ABC News Vote 2003: the aftermath of Kentucky, Mississippi, et al.: The Washington Post 's Ed Walsh reports on the GOP cheering since Tuesday. LINK
The Boston Globe 's Anne Kornblut has the happy elephants as well. LINK
USA Today 's ed board writes, "Tuesday's Republican victories mask a larger message, a warning to incumbent officeholders of both parties." LINK
USA Today also gives bullet points on party-switching results of recent gubernatorial elections. LINK
In case you were wondering, the Washington Post 's Judy Sarasohn reports that Barbour Griffith & Rogers will go on without the one who's about to be a governor. LINK
Tuesday's elections put Democrats even farther from their goal of winning a majority of the governorships, writes the Washington Times ' Stephen Dinan. LINK
As Democrats rally around the DNC, many blame the DGA for losses in the South. LINK
The Boston Globe 's Brian MacQuarrie writes that Maine's "schizophrenic vote this week on commercial gambling offers a mixed message to Massachusetts lawmakers debating casinos and slot machines." LINK
ABC News Vote 2003: on to Louisiana: Polls by the University of New Orleans and Loyola University show Jindal and Blanco in a statistical dead heat heading into the November 15 Louisiana gubernatorial runoff. LINK
The politics of national security: Reuters reports the president today " will call for democracy across the Middle East today and cite a failure of U.S. policy spanning 60 years in support of governments not devoted to political freedom" in his "latest attempt to offer a justification for the war in Iraq as necessary to jump-start democracy in the region at a time of mounting U.S. casualties there." LINK
And as the next round of Pentagon call-ups grabs the media spotlight, LINK, the New York Times reports on a last-ditch, eve-of-battle Iraqi effort to avoid war. Check out the last lines of the piece — we know Democrats will.
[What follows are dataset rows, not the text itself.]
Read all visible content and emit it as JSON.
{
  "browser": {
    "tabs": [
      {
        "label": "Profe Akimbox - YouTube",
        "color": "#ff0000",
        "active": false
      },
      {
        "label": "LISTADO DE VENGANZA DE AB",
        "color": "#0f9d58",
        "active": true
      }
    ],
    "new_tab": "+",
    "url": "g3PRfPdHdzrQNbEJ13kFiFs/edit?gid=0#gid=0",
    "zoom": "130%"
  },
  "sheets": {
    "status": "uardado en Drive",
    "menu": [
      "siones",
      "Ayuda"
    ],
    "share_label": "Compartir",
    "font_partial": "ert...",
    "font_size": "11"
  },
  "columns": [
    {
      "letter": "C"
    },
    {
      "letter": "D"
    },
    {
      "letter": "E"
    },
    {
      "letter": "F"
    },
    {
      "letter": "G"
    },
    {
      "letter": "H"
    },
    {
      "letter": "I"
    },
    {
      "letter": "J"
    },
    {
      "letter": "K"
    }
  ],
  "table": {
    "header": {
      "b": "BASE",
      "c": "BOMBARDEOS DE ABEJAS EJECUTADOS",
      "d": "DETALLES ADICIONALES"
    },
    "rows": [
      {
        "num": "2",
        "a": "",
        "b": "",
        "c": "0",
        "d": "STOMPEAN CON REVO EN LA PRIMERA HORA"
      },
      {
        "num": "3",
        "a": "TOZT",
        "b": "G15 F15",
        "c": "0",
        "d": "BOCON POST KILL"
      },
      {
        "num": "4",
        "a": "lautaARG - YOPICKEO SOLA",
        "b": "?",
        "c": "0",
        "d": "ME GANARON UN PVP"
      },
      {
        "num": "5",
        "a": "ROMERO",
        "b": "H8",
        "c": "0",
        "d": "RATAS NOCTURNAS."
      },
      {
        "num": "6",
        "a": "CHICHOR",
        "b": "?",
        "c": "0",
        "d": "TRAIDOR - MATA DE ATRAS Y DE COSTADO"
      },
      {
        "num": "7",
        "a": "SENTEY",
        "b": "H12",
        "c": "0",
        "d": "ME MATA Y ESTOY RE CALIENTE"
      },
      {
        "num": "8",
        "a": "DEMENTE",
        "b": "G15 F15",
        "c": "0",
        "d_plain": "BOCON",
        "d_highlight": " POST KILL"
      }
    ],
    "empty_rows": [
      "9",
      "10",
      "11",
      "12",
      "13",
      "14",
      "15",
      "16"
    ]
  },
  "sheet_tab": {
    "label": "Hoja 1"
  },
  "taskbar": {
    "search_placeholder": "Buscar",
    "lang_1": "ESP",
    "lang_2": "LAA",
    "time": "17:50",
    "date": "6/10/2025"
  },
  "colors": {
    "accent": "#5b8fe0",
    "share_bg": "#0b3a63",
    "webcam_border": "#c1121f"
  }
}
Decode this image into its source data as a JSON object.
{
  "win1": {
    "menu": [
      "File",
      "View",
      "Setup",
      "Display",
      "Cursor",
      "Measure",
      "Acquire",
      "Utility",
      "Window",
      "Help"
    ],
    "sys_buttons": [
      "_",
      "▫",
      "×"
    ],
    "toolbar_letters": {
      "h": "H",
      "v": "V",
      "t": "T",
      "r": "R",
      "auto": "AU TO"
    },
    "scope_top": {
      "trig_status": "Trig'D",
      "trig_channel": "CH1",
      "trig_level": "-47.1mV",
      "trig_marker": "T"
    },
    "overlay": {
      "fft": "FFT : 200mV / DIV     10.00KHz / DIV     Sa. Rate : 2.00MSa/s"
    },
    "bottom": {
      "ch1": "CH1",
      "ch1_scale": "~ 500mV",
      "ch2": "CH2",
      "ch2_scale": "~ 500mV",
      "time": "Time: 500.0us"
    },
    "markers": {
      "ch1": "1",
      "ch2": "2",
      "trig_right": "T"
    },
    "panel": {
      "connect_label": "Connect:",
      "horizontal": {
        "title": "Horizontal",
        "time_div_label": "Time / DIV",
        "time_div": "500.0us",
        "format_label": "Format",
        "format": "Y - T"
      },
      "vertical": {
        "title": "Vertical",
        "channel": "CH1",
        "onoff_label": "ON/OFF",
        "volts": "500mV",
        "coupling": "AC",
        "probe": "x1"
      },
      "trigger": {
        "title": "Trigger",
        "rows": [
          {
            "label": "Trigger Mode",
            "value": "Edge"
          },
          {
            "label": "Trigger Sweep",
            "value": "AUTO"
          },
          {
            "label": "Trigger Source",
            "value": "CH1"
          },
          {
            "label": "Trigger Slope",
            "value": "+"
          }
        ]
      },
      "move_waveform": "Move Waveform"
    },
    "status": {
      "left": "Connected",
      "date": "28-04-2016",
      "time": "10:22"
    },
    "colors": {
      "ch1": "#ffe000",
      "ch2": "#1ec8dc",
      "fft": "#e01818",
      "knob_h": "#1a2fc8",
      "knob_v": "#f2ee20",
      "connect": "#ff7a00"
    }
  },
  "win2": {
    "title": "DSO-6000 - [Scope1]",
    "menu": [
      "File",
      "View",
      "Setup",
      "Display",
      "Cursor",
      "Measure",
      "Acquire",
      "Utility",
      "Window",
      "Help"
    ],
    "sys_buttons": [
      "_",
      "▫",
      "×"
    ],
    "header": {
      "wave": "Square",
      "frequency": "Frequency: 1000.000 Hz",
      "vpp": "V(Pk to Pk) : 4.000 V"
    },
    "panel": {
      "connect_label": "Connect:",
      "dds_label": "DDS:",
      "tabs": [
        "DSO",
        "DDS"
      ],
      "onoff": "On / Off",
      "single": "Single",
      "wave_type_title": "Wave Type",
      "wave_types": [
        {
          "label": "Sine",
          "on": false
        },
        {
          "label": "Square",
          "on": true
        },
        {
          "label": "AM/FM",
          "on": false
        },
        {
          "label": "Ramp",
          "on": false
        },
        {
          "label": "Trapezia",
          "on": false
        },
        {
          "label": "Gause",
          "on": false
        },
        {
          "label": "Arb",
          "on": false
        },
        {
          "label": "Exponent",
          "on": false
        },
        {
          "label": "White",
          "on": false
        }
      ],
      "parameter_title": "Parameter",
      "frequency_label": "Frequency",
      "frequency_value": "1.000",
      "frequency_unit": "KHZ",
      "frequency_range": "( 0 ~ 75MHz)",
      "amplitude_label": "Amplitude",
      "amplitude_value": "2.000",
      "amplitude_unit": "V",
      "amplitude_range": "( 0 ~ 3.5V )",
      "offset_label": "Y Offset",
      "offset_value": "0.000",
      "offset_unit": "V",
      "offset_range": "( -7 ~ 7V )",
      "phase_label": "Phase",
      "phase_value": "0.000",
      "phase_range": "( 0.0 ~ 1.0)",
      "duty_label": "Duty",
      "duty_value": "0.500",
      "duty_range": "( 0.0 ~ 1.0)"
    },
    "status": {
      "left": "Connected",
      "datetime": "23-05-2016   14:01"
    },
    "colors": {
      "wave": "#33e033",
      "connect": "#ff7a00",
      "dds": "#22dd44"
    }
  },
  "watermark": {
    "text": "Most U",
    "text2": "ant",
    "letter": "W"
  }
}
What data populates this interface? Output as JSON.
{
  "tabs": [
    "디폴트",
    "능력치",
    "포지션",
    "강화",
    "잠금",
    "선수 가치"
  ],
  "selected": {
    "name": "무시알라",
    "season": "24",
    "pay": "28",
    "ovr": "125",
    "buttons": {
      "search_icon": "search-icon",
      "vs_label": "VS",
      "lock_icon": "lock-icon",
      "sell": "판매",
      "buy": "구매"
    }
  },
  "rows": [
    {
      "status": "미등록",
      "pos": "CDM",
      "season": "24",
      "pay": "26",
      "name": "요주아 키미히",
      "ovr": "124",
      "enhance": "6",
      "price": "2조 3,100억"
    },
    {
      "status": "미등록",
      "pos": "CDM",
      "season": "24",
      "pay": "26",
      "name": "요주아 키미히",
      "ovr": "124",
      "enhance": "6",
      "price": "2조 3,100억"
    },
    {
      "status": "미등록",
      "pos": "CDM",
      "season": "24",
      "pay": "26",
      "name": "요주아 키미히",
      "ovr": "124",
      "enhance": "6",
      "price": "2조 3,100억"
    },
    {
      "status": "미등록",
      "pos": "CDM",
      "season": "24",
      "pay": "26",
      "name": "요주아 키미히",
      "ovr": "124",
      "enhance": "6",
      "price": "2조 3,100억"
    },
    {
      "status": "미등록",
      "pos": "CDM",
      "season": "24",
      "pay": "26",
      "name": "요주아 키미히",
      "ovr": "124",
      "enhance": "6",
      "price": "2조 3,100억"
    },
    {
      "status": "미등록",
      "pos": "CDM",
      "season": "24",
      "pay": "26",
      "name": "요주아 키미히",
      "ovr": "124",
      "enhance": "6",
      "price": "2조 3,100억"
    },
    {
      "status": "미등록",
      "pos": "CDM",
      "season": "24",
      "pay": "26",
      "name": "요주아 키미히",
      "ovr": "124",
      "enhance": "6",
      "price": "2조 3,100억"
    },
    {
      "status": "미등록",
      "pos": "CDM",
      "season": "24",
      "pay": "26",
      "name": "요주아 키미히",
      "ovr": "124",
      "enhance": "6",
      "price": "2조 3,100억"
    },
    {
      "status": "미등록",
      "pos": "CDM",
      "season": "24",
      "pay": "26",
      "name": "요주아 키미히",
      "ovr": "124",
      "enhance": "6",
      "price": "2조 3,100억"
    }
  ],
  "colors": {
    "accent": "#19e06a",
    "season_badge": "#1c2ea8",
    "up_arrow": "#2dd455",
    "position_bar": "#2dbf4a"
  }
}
LINK
More on the call-up of the 43,000 Reserve and National Guard troops from the New York Times , which nicely Notes all the numbers: "The plan would draw down total American forces in Iraq to about 105,000 troops from 130,000 in the midst of next year's presidential election campaign."
The Los Angeles Times writes, "U.S. military planners had hoped to replace U.S. troops with foreign forces, but few nations have offered substantial numbers of soldiers … As a result, a thinly stretched U.S. Army has made yearlong deployments to Iraq standard." LINK
Administration favorite Senator John McCain invoked the memory of Vietnam and said Wednesday before lots of elites and lots of cameras, "'The simple truth is that we do not have sufficient forces in Iraq to meet our military objectives.'' LINK